For the past thirty years, students of American government have leaned hard on a metaphor contrasting “police patrol” and “fire alarm” oversight. It’s an interesting and useful idea, but basically unsupported by careful empirical work. My esteemed colleague David C.W. Parker (who blogs about Montana politics here) and I have looked at the partisan dimensions of congressional oversight in a couple academic articles – a 2009 article here published in Legislative Studies Quarterly and a forthcoming article in Political Research Quarterly. This summer we published a short essay, “Oversight: Overlooked or Unhinged?” in Extension of Remarks, the newsletter of the Legislative Studies Section of the American Political Science Association. It’s basically an effort to work through the critique of the “fire alarm” metaphor with an eye on current events. Did you miss it? Here it is again.
Businessweek continues to elegantly distill information into easy-to-read infographics. (Click here to see the original.)
Now is not the time to go into this, but there was a time, not that long ago, when Congress did their work. They passed the budget on time. The worked on important laws, not changing the names of Post Offices. More on this in another post. For now, just note what your Congress has completed recently.
Recent GAO report titles with my interpretation of what they could have called the reports.
HHS: Patient’s Health Information Remains Unprotected
HHS Has Issued Health Privacy and Security Regulations but Needs to Improve Guidance and Oversight, GAO-12-605, Jun 22, 2012
It Takes Less Time to Get A Security Clearance Now

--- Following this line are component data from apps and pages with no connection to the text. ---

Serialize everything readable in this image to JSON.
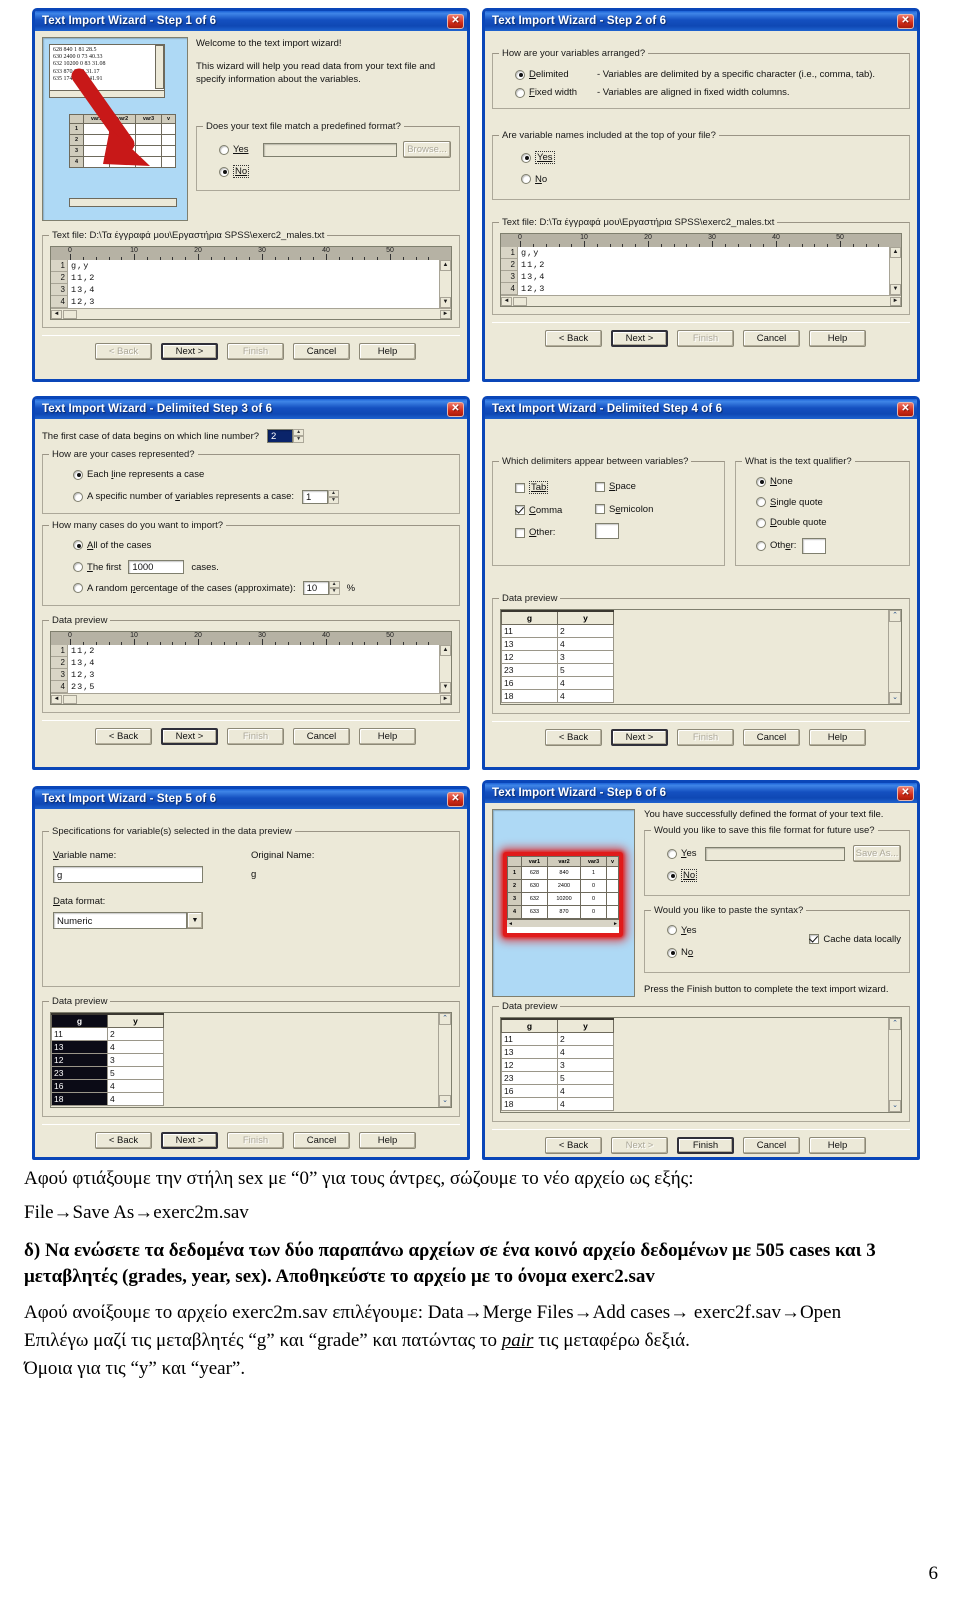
{
  "document": {
    "page_number": "6"
  },
  "common": {
    "buttons": {
      "back": "< Back",
      "next": "Next >",
      "finish": "Finish",
      "cancel": "Cancel",
      "help": "Help"
    },
    "data_preview_label": "Data preview",
    "text_file_label": "Text file: D:\\Τα έγγραφά μου\\Εργαστήρια SPSS\\exerc2_males.txt",
    "ruler_ticks": [
      "0",
      "10",
      "20",
      "30",
      "40",
      "50"
    ]
  },
  "step1": {
    "title": "Text Import Wizard - Step 1 of 6",
    "close": "✕",
    "welcome": "Welcome to the text import wizard!",
    "intro": "This wizard will help you read data from your text file and specify information about the variables.",
    "group_label": "Does your text file match a predefined format?",
    "radio_yes": "Yes",
    "radio_no": "No",
    "selected": "No",
    "browse": "Browse...",
    "path_value": "",
    "thumb_lines": [
      "628 840 1 81 28.5",
      "630 2400 0 73 40.33",
      "632 10200 0 83 31.08",
      "633 870 0 93 31.17",
      "635 1740 0 83 41.91"
    ],
    "thumb_headers": [
      "",
      "var1",
      "var2",
      "var3",
      "v"
    ],
    "thumb_rows": [
      "1",
      "2",
      "3",
      "4"
    ],
    "preview_gutter": [
      "1",
      "2",
      "3",
      "4"
    ],
    "preview_lines": [
      "g,y",
      "11,2",
      "13,4",
      "12,3"
    ]
  },
  "step2": {
    "title": "Text Import Wizard - Step 2 of 6",
    "close": "✕",
    "group1_label": "How are your variables arranged?",
    "opt_delimited": "Delimited",
    "opt_delimited_desc": "- Variables are delimited by a specific character (i.e., comma, tab).",
    "opt_fixed": "Fixed width",
    "opt_fixed_desc": "- Variables are aligned in fixed width columns.",
    "arrangement_selected": "Delimited",
    "group2_label": "Are variable names included at the top of your file?",
    "opt_yes": "Yes",
    "opt_no": "No",
    "names_selected": "Yes",
    "preview_gutter": [
      "1",
      "2",
      "3",
      "4"
    ],
    "preview_lines": [
      "g,y",
      "11,2",
      "13,4",
      "12,3"
    ]
  },
  "step3": {
    "title": "Text Import Wizard - Delimited Step 3 of 6",
    "close": "✕",
    "first_case_label": "The first case of data begins on which line number?",
    "first_case_value": "2",
    "group1_label": "How are your cases represented?",
    "opt_each_line": "Each line represents a case",
    "opt_specific": "A specific number of variables represents a case:",
    "specific_value": "1",
    "cases_selected": "Each line represents a case",
    "group2_label": "How many cases do you want to import?",
    "opt_all": "All of the cases",
    "opt_first": "The first",
    "first_value": "1000",
    "opt_first_suffix": "cases.",
    "opt_random": "A random percentage of the cases (approximate):",
    "random_value": "10",
    "percent_sign": "%",
    "import_selected": "All of the cases",
    "preview_gutter": [
      "1",
      "2",
      "3",
      "4"
    ],
    "preview_lines": [
      "11,2",
      "13,4",
      "12,3",
      "23,5"
    ]
  },
  "step4": {
    "title": "Text Import Wizard - Delimited Step 4 of 6",
    "close": "✕",
    "delim_group_label": "Which delimiters appear between variables?",
    "delimiters": [
      {
        "label": "Tab",
        "checked": false
      },
      {
        "label": "Space",
        "checked": false
      },
      {
        "label": "Comma",
        "checked": true
      },
      {
        "label": "Semicolon",
        "checked": false
      },
      {
        "label": "Other:",
        "checked": false
      }
    ],
    "other_value": "",
    "qualifier_group_label": "What is the text qualifier?",
    "qualifiers": [
      "None",
      "Single quote",
      "Double quote",
      "Other:"
    ],
    "qualifier_selected": "None",
    "qualifier_other_value": "",
    "preview_headers": [
      "g",
      "y"
    ],
    "preview_rows": [
      [
        "11",
        "2"
      ],
      [
        "13",
        "4"
      ],
      [
        "12",
        "3"
      ],
      [
        "23",
        "5"
      ],
      [
        "16",
        "4"
      ],
      [
        "18",
        "4"
      ]
    ]
  },
  "step5": {
    "title": "Text Import Wizard - Step 5 of 6",
    "close": "✕",
    "spec_group_label": "Specifications for variable(s) selected in the data preview",
    "variable_name_label": "Variable name:",
    "variable_name_value": "g",
    "original_name_label": "Original Name:",
    "original_name_value": "g",
    "data_format_label": "Data format:",
    "data_format_value": "Numeric",
    "preview_headers": [
      "g",
      "y"
    ],
    "preview_selected_column": "g",
    "preview_rows": [
      [
        "11",
        "2"
      ],
      [
        "13",
        "4"
      ],
      [
        "12",
        "3"
      ],
      [
        "23",
        "5"
      ],
      [
        "16",
        "4"
      ],
      [
        "18",
        "4"
      ]
    ]
  },
  "step6": {
    "title": "Text Import Wizard - Step 6 of 6",
    "close": "✕",
    "success_text": "You have successfully defined the format of your text file.",
    "save_group_label": "Would you like to save this file format for future use?",
    "save_yes": "Yes",
    "save_no": "No",
    "save_selected": "No",
    "save_as_button": "Save As...",
    "save_path_value": "",
    "paste_group_label": "Would you like to paste the syntax?",
    "paste_yes": "Yes",
    "paste_no": "No",
    "paste_selected": "No",
    "cache_label": "Cache data locally",
    "cache_checked": true,
    "finish_hint": "Press the Finish button to complete the text import wizard.",
    "thumb_headers": [
      "",
      "var1",
      "var2",
      "var3",
      "v"
    ],
    "thumb_rows": [
      [
        "1",
        "628",
        "840",
        "1",
        ""
      ],
      [
        "2",
        "630",
        "2400",
        "0",
        ""
      ],
      [
        "3",
        "632",
        "10200",
        "0",
        ""
      ],
      [
        "4",
        "633",
        "870",
        "0",
        ""
      ]
    ],
    "preview_headers": [
      "g",
      "y"
    ],
    "preview_rows": [
      [
        "11",
        "2"
      ],
      [
        "13",
        "4"
      ],
      [
        "12",
        "3"
      ],
      [
        "23",
        "5"
      ],
      [
        "16",
        "4"
      ],
      [
        "18",
        "4"
      ]
    ]
  },
  "body_text": {
    "line1": "Αφού φτιάξουμε την στήλη sex με “0” για τους άντρες, σώζουμε το νέο αρχείο ως εξής:",
    "line2": "File→Save As→exerc2m.sav",
    "line3_bold": "δ) Να ενώσετε τα δεδομένα των δύο παραπάνω αρχείων σε ένα κοινό αρχείο δεδομένων με 505 cases και 3 μεταβλητές (grades, year, sex). Αποθηκεύστε το αρχείο με το όνομα exerc2.sav",
    "line4": "Αφού ανοίξουμε το αρχείο exerc2m.sav επιλέγουμε: Data→Merge Files→Add cases→ exerc2f.sav→Open",
    "line5_a": "Επιλέγω μαζί τις μεταβλητές “g” και “grade” και πατώντας το ",
    "line5_link": "pair",
    "line5_b": " τις μεταφέρω δεξιά.",
    "line6": "Όμοια για τις “y” και “year”."
  }
}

Yesterday, the House Oversight and Reform Committee voted to recommend Attorney General Eric Holder be held in contempt of Congress. The “Fast and Furious” scandal represents a sorry episode – and, to this observer at least, suggests symptoms of long-term deficiencies of leadership and oversight. But yesterday was pure oversight theater. Almost six hours of hearings filled with angry recriminations between committee Democrats and Republicans cement Oversight Chairman Darrell Issa’s legacy in the annals of congressional contempt. The Washington Post’s Ed O’Keefe observes:

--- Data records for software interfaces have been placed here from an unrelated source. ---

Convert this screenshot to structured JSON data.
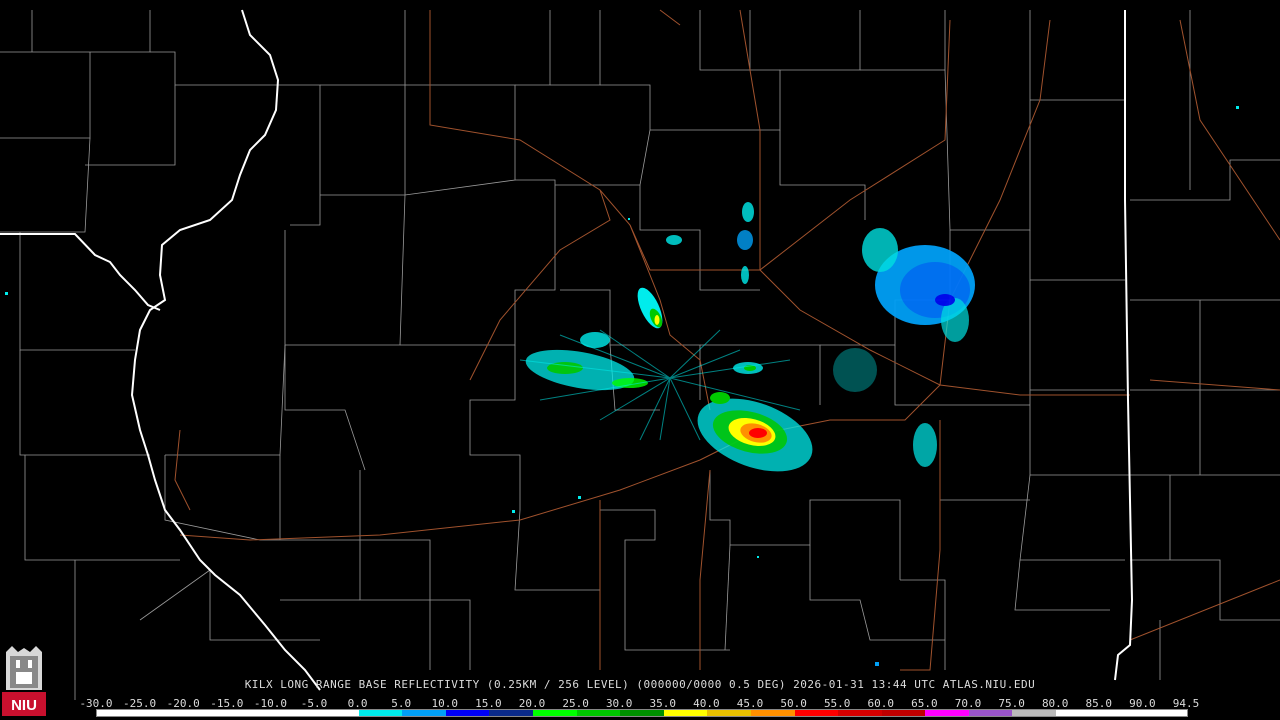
{
  "product": {
    "title": "KILX LONG RANGE BASE REFLECTIVITY (0.25KM / 256 LEVEL) (000000/0000 0.5 DEG) 2026-01-31 13:44 UTC  ATLAS.NIU.EDU"
  },
  "logo": {
    "text": "NIU",
    "accent": "#c8102e"
  },
  "colors": {
    "background": "#000000",
    "county_lines": "#9a9a9a",
    "state_lines": "#ffffff",
    "roads": "#a0522d"
  },
  "legend": {
    "labels": [
      "-30.0",
      "-25.0",
      "-20.0",
      "-15.0",
      "-10.0",
      "-5.0",
      "0.0",
      "5.0",
      "10.0",
      "15.0",
      "20.0",
      "25.0",
      "30.0",
      "35.0",
      "40.0",
      "45.0",
      "50.0",
      "55.0",
      "60.0",
      "65.0",
      "70.0",
      "75.0",
      "80.0",
      "85.0",
      "90.0",
      "94.5"
    ],
    "colors": [
      "#ffffff",
      "#ffffff",
      "#ffffff",
      "#ffffff",
      "#ffffff",
      "#ffffff",
      "#00ecec",
      "#01a0f6",
      "#0000f6",
      "#0a2a8a",
      "#00ff00",
      "#00c800",
      "#009000",
      "#ffff00",
      "#e7c000",
      "#ff9000",
      "#ff0000",
      "#d60000",
      "#c00000",
      "#ff00ff",
      "#9955c9",
      "#bbbbbb",
      "#ffffff",
      "#ffffff",
      "#ffffff"
    ]
  }
}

Issa may want to be remembered as a serious, nonpartisan leader of government reform efforts, but Wednesday’s contempt vote — and the possibility of a full House vote on the matter next week — likely will cement his status as a partisan antagonist in the eyes of Democrats and a hero to conservative Republicans — whether he likes it or not.